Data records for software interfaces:

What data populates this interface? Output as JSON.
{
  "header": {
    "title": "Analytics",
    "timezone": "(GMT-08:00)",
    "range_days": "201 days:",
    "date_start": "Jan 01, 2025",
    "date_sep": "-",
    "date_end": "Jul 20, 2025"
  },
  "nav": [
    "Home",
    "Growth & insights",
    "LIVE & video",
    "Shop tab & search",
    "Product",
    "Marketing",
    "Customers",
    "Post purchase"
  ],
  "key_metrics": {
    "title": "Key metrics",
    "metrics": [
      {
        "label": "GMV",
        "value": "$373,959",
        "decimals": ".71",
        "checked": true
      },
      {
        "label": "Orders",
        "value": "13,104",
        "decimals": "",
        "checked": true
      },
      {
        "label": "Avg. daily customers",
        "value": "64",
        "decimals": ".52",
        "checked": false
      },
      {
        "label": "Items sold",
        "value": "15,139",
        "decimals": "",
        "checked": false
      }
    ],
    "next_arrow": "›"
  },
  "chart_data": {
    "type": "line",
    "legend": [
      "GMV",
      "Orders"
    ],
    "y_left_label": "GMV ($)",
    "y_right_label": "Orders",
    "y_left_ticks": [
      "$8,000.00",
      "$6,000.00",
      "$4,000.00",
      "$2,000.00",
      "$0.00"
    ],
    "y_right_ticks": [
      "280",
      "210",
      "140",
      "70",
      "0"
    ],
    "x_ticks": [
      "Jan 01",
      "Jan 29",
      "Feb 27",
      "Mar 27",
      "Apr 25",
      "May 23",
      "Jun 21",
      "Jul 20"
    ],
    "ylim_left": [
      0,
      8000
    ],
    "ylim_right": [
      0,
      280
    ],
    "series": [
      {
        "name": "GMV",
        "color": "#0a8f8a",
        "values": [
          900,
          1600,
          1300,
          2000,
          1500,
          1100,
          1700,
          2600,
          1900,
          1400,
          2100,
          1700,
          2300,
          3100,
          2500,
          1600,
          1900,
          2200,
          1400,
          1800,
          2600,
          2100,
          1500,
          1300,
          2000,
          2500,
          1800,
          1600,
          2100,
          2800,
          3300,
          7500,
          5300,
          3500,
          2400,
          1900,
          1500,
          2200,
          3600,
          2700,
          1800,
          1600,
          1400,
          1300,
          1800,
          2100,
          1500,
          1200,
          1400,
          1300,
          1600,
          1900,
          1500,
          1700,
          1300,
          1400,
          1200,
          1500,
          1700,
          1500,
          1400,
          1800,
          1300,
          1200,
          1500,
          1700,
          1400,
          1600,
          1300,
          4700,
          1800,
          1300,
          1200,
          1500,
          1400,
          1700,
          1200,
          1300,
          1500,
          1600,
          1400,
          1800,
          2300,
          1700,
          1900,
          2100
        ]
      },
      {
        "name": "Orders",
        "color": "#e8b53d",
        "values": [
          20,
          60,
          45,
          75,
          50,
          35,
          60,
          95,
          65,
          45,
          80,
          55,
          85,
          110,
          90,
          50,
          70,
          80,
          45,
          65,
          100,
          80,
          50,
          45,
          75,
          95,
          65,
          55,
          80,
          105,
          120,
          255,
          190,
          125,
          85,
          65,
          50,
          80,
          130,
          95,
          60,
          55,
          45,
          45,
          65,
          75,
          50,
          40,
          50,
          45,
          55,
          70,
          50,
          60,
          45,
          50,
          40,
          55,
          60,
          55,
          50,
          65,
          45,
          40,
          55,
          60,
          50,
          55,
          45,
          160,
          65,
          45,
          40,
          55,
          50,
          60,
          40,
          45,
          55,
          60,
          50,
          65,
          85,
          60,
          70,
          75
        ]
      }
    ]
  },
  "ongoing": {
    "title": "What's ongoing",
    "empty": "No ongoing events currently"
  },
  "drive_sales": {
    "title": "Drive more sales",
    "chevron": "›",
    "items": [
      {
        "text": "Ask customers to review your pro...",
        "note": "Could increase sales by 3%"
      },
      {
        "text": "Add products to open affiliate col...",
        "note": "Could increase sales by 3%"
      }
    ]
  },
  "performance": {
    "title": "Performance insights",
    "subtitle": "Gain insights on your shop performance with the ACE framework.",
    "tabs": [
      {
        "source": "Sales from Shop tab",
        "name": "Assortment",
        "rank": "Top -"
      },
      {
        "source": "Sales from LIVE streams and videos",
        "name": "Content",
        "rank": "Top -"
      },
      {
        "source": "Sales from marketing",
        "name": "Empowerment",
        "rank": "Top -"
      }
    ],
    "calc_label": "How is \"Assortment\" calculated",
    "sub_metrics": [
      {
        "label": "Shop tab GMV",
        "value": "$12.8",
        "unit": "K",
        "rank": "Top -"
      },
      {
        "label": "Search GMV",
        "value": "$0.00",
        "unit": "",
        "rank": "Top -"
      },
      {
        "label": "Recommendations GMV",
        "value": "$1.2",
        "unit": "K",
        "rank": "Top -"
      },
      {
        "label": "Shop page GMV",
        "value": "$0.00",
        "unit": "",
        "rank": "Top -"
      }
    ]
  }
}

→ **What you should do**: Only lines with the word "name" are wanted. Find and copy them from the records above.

→ **Response area**:
        "name": "GMV",
        "name": "Orders",
        "name": "Assortment",
        "name": "Content",
        "name": "Empowerment",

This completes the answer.